This is not without basis for concern -- Facebook is well known for privacy issues, and not understanding in the slightest bit the concept of "opt-in" as opposed to "opt-out." Twitter's recent code update doesn't seem to understand either one, preferring to have a you'll get what we give you, and like it with no way to ever change it's approach (as there is precisely nothing modular about #newtwitter).
The thought of Second Life creating an inworld link to these services is a legitimate worry for those deeply invested in maintaining a complete separation between SL and the rest of their lives. However, Linden Lab's real interest is not the users they have.

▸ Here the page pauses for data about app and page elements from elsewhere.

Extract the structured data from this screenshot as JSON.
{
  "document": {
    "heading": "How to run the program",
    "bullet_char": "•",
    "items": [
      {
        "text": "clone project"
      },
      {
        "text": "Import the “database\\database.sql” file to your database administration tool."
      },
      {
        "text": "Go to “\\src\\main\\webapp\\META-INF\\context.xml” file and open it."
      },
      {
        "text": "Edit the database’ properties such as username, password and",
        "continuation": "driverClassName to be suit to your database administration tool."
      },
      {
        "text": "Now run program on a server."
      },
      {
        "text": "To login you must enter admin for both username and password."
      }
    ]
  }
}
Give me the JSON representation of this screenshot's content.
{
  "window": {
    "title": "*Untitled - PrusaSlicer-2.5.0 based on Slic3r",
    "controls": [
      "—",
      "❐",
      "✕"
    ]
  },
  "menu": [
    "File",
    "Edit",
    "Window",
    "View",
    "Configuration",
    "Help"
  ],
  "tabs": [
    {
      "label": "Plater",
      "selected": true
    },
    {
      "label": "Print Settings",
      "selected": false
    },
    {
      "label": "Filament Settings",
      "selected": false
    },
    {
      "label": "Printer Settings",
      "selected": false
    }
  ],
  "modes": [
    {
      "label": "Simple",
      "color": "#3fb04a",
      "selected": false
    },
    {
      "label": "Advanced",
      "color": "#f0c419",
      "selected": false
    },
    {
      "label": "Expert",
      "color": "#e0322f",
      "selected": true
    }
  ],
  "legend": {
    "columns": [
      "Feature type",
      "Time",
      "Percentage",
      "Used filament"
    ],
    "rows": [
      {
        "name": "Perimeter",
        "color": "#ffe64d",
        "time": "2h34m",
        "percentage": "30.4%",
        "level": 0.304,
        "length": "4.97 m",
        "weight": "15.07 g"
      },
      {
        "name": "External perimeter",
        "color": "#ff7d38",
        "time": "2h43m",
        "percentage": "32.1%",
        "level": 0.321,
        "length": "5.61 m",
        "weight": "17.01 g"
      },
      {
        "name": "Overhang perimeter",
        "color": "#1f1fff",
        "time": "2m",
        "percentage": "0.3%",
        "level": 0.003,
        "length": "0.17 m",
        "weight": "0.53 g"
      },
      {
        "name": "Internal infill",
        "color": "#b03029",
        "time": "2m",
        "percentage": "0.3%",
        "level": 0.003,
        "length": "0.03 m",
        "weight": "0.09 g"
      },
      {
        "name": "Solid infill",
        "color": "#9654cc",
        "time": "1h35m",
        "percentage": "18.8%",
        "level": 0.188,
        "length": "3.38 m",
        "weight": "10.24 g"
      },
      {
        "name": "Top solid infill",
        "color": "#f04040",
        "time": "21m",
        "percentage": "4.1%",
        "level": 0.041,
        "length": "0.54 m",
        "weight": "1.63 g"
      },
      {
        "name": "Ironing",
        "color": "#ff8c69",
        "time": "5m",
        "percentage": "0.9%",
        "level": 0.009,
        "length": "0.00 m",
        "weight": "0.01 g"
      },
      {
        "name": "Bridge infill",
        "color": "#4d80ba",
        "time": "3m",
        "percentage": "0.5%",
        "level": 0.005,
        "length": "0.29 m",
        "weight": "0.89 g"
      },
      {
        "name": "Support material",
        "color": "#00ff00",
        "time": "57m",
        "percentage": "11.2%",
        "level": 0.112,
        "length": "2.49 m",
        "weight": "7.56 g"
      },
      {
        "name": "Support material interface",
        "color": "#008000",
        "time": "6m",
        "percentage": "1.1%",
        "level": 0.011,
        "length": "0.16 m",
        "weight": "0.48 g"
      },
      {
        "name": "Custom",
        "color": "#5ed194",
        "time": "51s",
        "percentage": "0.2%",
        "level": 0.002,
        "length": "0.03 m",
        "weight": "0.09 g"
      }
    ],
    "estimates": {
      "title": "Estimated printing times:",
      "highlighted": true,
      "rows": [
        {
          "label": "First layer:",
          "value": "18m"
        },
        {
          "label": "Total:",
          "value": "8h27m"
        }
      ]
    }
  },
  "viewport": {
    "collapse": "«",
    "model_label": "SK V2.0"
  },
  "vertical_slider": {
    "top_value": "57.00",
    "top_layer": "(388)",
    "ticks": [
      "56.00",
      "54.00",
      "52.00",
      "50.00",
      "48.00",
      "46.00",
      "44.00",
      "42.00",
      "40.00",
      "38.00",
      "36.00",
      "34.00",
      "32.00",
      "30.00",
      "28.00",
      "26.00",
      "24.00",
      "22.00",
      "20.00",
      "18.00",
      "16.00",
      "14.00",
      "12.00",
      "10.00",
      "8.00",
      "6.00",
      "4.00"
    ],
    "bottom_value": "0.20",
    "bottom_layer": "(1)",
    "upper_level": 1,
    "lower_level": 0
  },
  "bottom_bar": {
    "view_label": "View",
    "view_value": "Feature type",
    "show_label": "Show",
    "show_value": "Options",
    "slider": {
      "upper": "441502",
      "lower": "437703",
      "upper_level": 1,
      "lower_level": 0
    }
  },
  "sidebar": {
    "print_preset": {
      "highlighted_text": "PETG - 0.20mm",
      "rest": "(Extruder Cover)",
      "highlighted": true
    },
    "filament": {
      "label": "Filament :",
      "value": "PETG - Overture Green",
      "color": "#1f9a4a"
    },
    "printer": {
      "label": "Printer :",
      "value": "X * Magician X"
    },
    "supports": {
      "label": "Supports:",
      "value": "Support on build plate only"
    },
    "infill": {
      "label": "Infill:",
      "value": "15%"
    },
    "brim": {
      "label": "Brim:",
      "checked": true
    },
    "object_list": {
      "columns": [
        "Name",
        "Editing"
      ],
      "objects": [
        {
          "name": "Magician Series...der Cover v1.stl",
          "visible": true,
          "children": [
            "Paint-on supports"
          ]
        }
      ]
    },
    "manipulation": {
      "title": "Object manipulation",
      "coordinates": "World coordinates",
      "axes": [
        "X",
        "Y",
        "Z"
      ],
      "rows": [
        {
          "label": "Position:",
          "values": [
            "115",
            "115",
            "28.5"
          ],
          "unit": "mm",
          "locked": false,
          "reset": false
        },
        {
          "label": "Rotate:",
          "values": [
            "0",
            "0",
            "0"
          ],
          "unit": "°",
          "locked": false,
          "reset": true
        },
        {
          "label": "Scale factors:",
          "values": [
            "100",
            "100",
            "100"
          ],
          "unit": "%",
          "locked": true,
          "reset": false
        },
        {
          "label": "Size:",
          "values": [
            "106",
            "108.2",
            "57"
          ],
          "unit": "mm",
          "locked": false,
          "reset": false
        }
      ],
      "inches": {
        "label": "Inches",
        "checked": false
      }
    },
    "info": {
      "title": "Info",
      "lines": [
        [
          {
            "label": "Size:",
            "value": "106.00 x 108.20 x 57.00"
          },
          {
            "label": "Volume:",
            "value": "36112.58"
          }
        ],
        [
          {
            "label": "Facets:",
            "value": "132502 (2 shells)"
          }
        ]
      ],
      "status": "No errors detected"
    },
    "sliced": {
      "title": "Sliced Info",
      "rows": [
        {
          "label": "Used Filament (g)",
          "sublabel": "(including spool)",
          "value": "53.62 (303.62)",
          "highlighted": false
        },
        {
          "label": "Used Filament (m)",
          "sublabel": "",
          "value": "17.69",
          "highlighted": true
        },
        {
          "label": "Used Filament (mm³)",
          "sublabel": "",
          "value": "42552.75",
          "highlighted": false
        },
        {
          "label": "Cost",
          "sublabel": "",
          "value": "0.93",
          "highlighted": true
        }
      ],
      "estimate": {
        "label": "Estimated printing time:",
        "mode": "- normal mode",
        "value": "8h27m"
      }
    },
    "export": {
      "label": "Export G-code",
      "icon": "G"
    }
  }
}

Remember, the main focus of 2.0 was never those already possessing Second Life accounts -- it was for new account holders. Let's face it, there's roughly only 750,000 active accounts on the grid. The Lab's interests lie in the users they could potentially have (remember gang, Facebook alone has over 500,000,000 accounts) , and the potential to be able to connect, even peripherally with these other, larger and more powerful networks is something they'd be stupid to pass up.
Follow the Money
I am a firm believer that when something is going on with a company that you don't understand, the solution is to follow the money.
OK, but even if you do this, it's not really by itself enough to be much of a money maker. Creating a connection like this would open the wall of the garden but it doesn't make it any more enticing for people to come through the wall to the inside, and spend any money.
Getting people to come inside SL would be awesome of course, but it doesn't need to happen that way. People don't actually need to be IN SL to spend money on SL. All you need is a web based virtual marketplace to do it, but the one in use up until October 6 wasn't full featured enough to handle that kind of integration.